    As others have said, information about the crash is not easy to find. However, I located the Tiger Moth concerned in the De Havilland production inventory at http://www.airhistory.org.uk. Under construction number 85032, registration T6745 G-AHXC the plane is listed as “Crashed Hatfield Park 28/6/52”.

    A report in the Sunday Dispatch dated 29/6/52 named the pilot as Charles J. Woosnam of Manor Drive, Friern Barnet. The plane belonged to the London Flying Club. Charles’ death registration (Q3 1952, Hatfield vol 4b page 28) gives his birth year as about 1934. So, Charles was just 18 years old or so when he died. He was reported to have waved to three schoolboys shortly before crashing.
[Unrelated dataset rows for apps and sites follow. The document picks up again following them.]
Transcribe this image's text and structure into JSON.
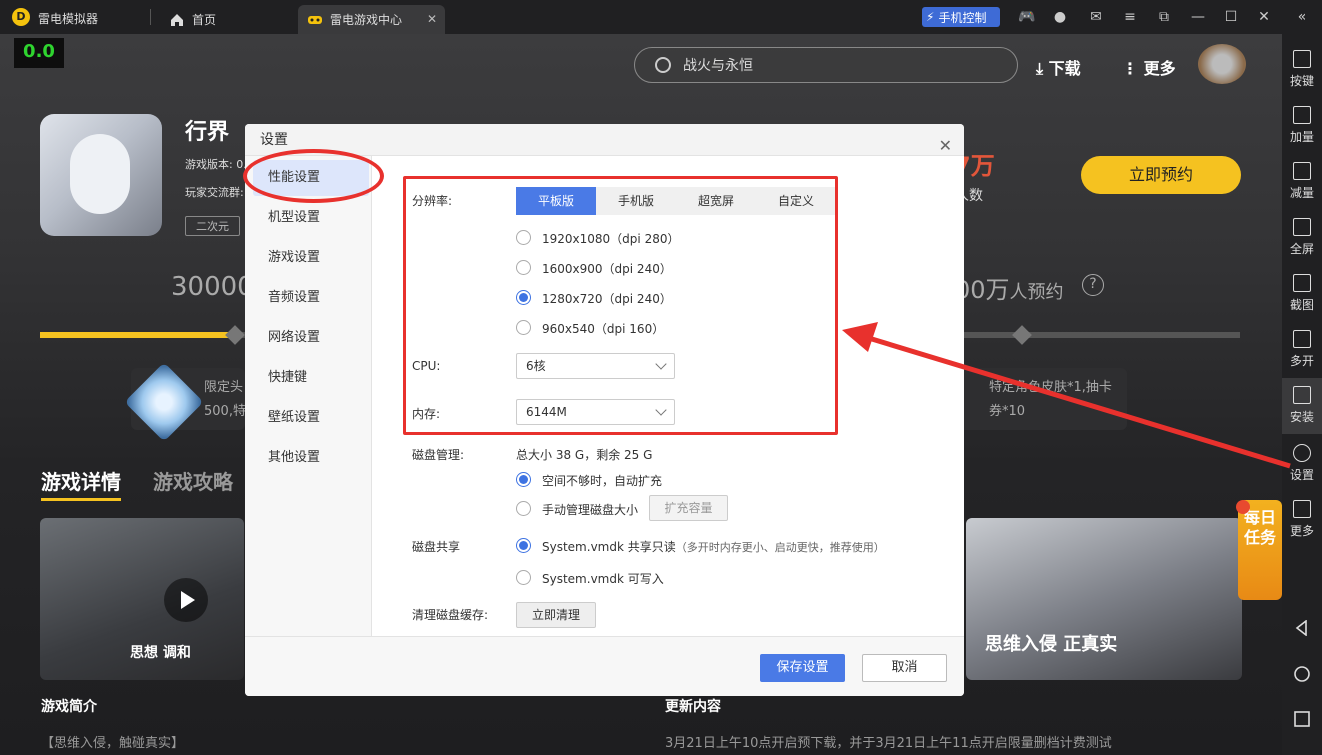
{
  "app": {
    "title": "雷电模拟器",
    "logo_glyph": "D"
  },
  "tabs": {
    "home": "首页",
    "center": "雷电游戏中心"
  },
  "titlebar": {
    "phone_control": "手机控制"
  },
  "fps": "0.0",
  "header": {
    "search_placeholder": "战火与永恒",
    "download": "下载",
    "more": "更多"
  },
  "game": {
    "title": "行界",
    "version_label": "游戏版本: 0.",
    "community_label": "玩家交流群:",
    "tag": "二次元",
    "big_number": "30000",
    "reserve_button": "立即预约",
    "reserve_count": "7万",
    "reserve_count_label": "人数",
    "right_stat": "00万",
    "right_stat_suffix": "人预约",
    "progress_fraction": 0.16
  },
  "rewards": {
    "left": [
      "限定头",
      "500,特"
    ],
    "right": [
      "特定角色皮肤*1,抽卡",
      "券*10"
    ]
  },
  "detail_tabs": {
    "details": "游戏详情",
    "guide": "游戏攻略"
  },
  "media": {
    "left_caption": "思想 调和",
    "right_caption": "思维入侵 正真实"
  },
  "sections": {
    "intro_title": "游戏简介",
    "intro_text": "【思维入侵，触碰真实】",
    "update_title": "更新内容",
    "update_text": "3月21日上午10点开启预下载，并于3月21日上午11点开启限量删档计费测试"
  },
  "daily_task": "每日任务",
  "sidebar": {
    "items": [
      {
        "label": "按键",
        "icon": "keyboard-icon"
      },
      {
        "label": "加量",
        "icon": "volume-up-icon"
      },
      {
        "label": "减量",
        "icon": "volume-down-icon"
      },
      {
        "label": "全屏",
        "icon": "fullscreen-icon"
      },
      {
        "label": "截图",
        "icon": "scissors-icon"
      },
      {
        "label": "多开",
        "icon": "multi-instance-icon"
      },
      {
        "label": "安装",
        "icon": "apk-icon"
      },
      {
        "label": "设置",
        "icon": "gear-icon"
      },
      {
        "label": "更多",
        "icon": "more-icon"
      }
    ]
  },
  "dialog": {
    "title": "设置",
    "nav": [
      "性能设置",
      "机型设置",
      "游戏设置",
      "音频设置",
      "网络设置",
      "快捷键",
      "壁纸设置",
      "其他设置"
    ],
    "resolution_label": "分辨率:",
    "resolution_tabs": [
      "平板版",
      "手机版",
      "超宽屏",
      "自定义"
    ],
    "resolution_options": [
      "1920x1080（dpi 280）",
      "1600x900（dpi 240）",
      "1280x720（dpi 240）",
      "960x540（dpi 160）"
    ],
    "cpu_label": "CPU:",
    "cpu_value": "6核",
    "memory_label": "内存:",
    "memory_value": "6144M",
    "disk_label": "磁盘管理:",
    "disk_info": "总大小 38 G，剩余 25 G",
    "disk_auto": "空间不够时，自动扩充",
    "disk_manual": "手动管理磁盘大小",
    "disk_expand": "扩充容量",
    "share_label": "磁盘共享",
    "share_readonly": "System.vmdk 共享只读",
    "share_readonly_note": "（多开时内存更小、启动更快，推荐使用）",
    "share_writable": "System.vmdk 可写入",
    "cache_label": "清理磁盘缓存:",
    "cache_button": "立即清理",
    "save": "保存设置",
    "cancel": "取消"
  },
  "colors": {
    "accent": "#4a7ae6",
    "highlight": "#e8312d",
    "brand": "#f5c220"
  }
}
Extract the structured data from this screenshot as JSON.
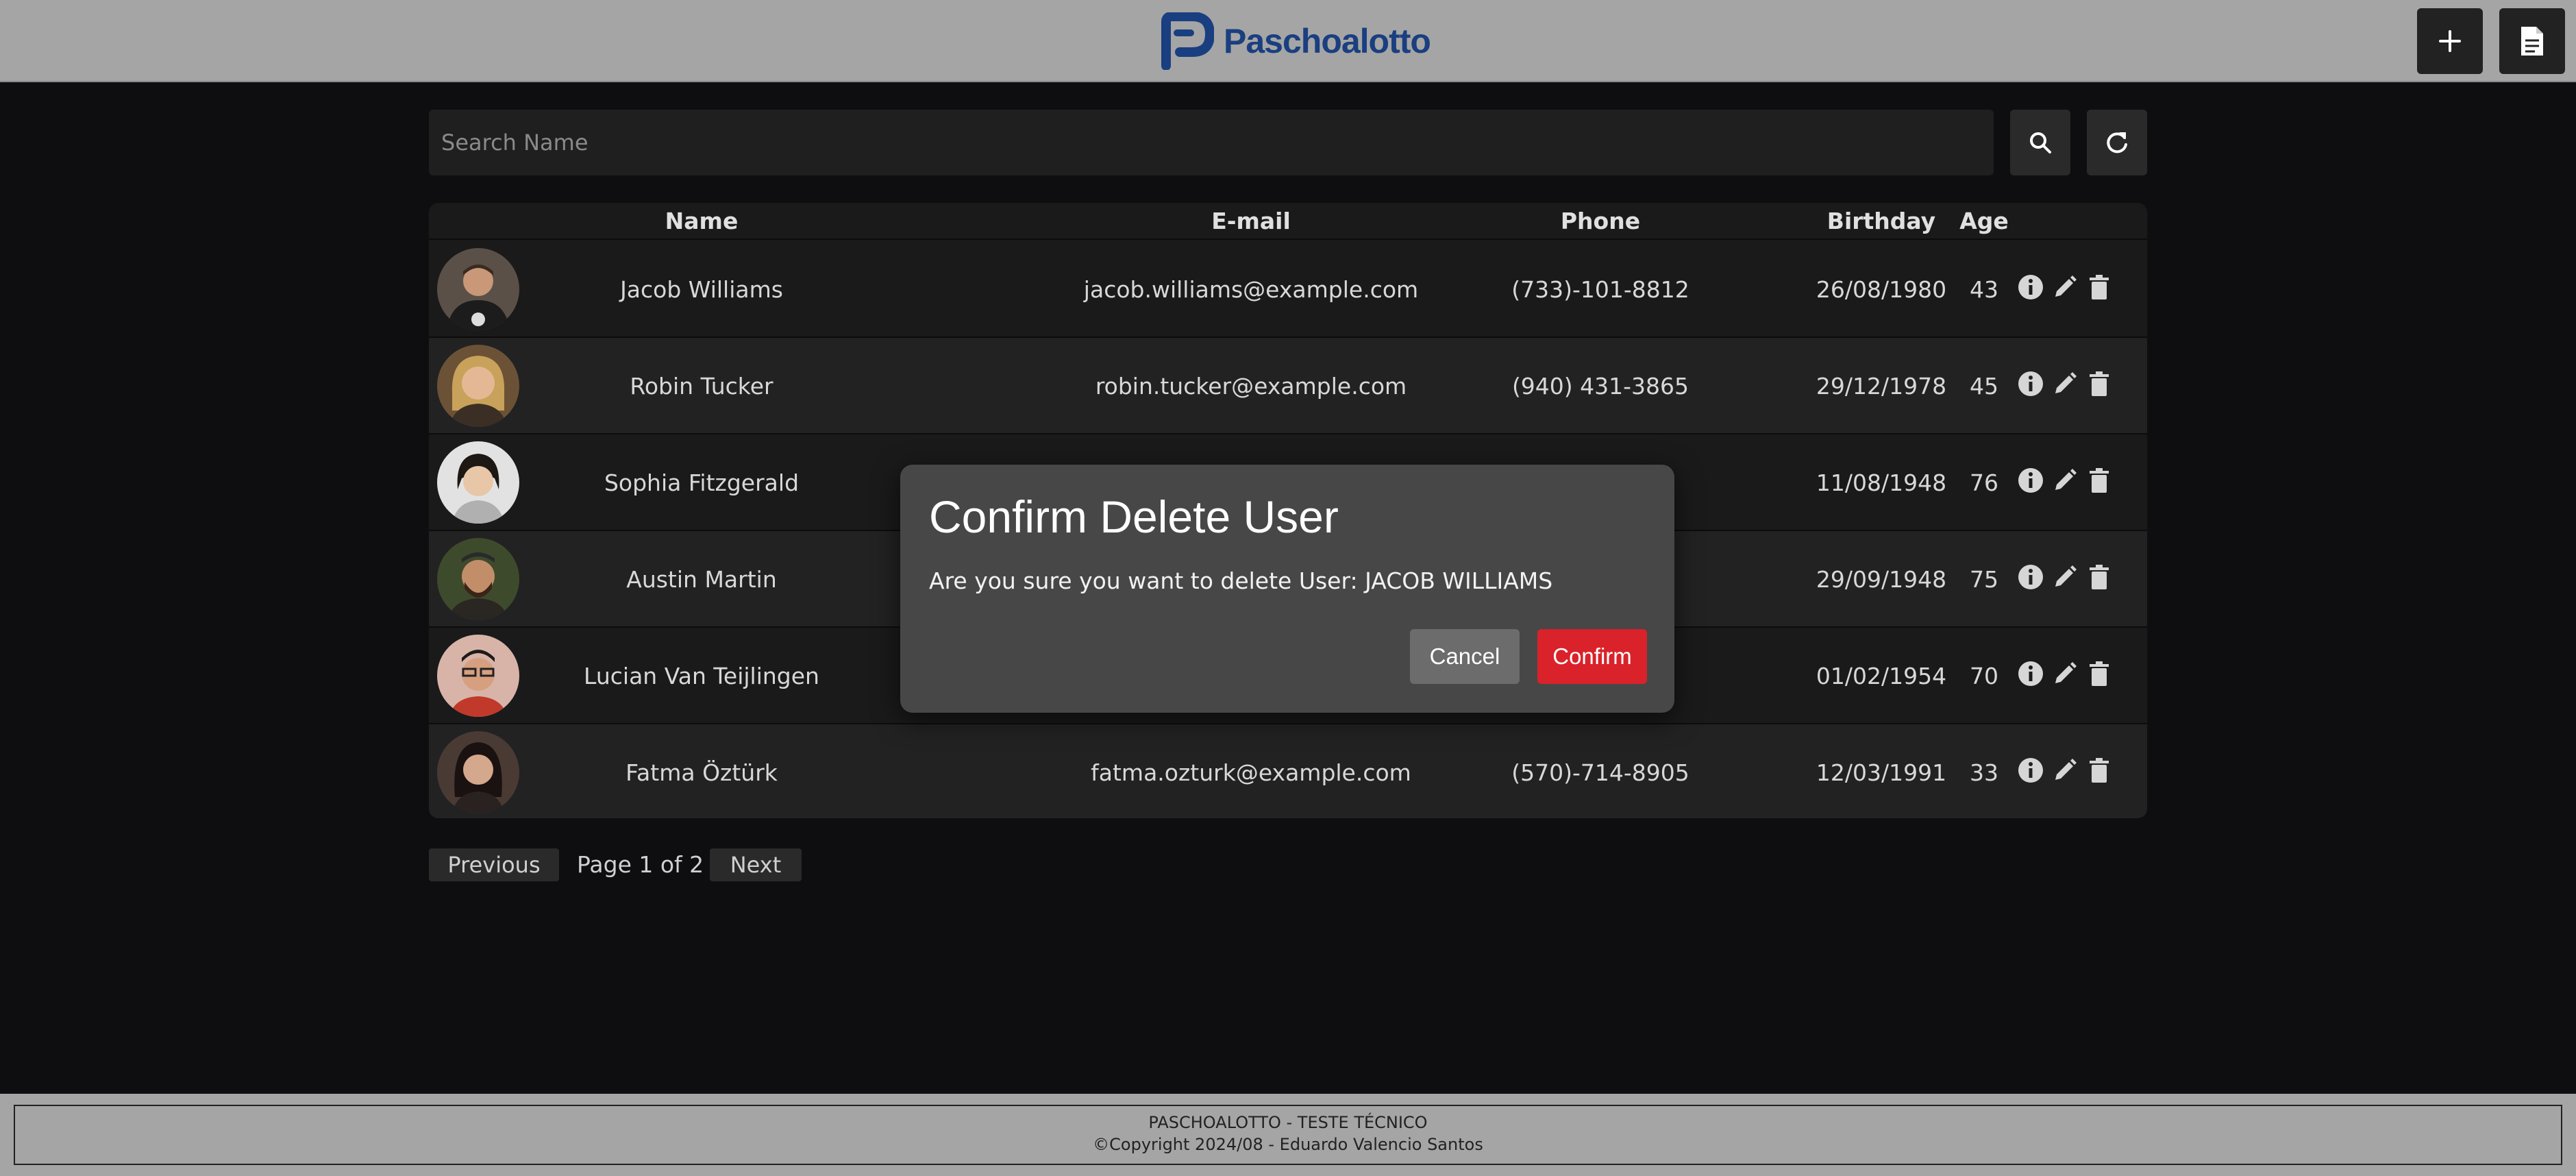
{
  "header": {
    "brand": "Paschoalotto",
    "add_icon": "plus-icon",
    "report_icon": "document-icon"
  },
  "search": {
    "placeholder": "Search Name",
    "value": "",
    "search_icon": "magnifier-icon",
    "refresh_icon": "refresh-icon"
  },
  "table": {
    "columns": [
      "Name",
      "E-mail",
      "Phone",
      "Birthday",
      "Age"
    ],
    "rows": [
      {
        "name": "Jacob Williams",
        "email": "jacob.williams@example.com",
        "phone": "(733)-101-8812",
        "birthday": "26/08/1980",
        "age": "43"
      },
      {
        "name": "Robin Tucker",
        "email": "robin.tucker@example.com",
        "phone": "(940) 431-3865",
        "birthday": "29/12/1978",
        "age": "45"
      },
      {
        "name": "Sophia Fitzgerald",
        "email": "",
        "phone": "",
        "birthday": "11/08/1948",
        "age": "76"
      },
      {
        "name": "Austin Martin",
        "email": "",
        "phone": "",
        "birthday": "29/09/1948",
        "age": "75"
      },
      {
        "name": "Lucian Van Teijlingen",
        "email": "",
        "phone": "",
        "birthday": "01/02/1954",
        "age": "70"
      },
      {
        "name": "Fatma Öztürk",
        "email": "fatma.ozturk@example.com",
        "phone": "(570)-714-8905",
        "birthday": "12/03/1991",
        "age": "33"
      }
    ],
    "action_icons": [
      "info-icon",
      "edit-pencil-icon",
      "trash-icon"
    ]
  },
  "pagination": {
    "previous": "Previous",
    "info": "Page 1 of 2",
    "next": "Next"
  },
  "modal": {
    "title": "Confirm Delete User",
    "message": "Are you sure you want to delete User: JACOB WILLIAMS",
    "cancel": "Cancel",
    "confirm": "Confirm"
  },
  "footer": {
    "line1": "PASCHOALOTTO - TESTE TÉCNICO",
    "line2": "©Copyright 2024/08 - Eduardo Valencio Santos"
  },
  "colors": {
    "header_bg": "#a5a5a5",
    "page_bg": "#0e0e10",
    "brand_blue": "#1a3f80",
    "confirm_red": "#d9222a",
    "cancel_gray": "#6c6c6c",
    "modal_bg": "#474747"
  }
}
    Another report on page 5 of The People, also 29/6/52, reports how the scouts from a nearby camp formed a human water chain in an effort to put out the fire, but the flames were too fierce, and they were forced back.

    I assume there was an inquest following the crash but so far, I’ve been unable to find reference to it or any report of its findings.

    By Steven Jones (15/10/2023)
  • I can actually remember running across to the tiger moth
    It was on fire, nose down. I saw the the the poor pilot, still in the cockpit, with blood coming from his mouth. He was dead, and on fire.
    Very much on my mind, still unfortunately.

    By David Johnson (22/12/2018)
  • Do not know pilot’s name.
    I saw the pilot gaining height after a low pass.
    I think he stalled as he turned for another fly past. The result was a spiral down from no more than about 100 feet.

    By Roger Simms (18/01/2018)
  • Thank you Roger, do you happen to know who the pilot was & what the cause of the crash was, surely there must have been an inquiry.

    By Christopher R Connell (12/01/2018)
  • You were not dreaming. I was in the Ist Hatfield Viscount Cranborne’s Own Scout Group and we were camping in that same site. We watched the plane doing several turns back and forth and the pilot was waving to us and seemed to be smiling when the action you state happened. As you mentioned there was nothing we could do to help.

    By Roger Simms (11/01/2018)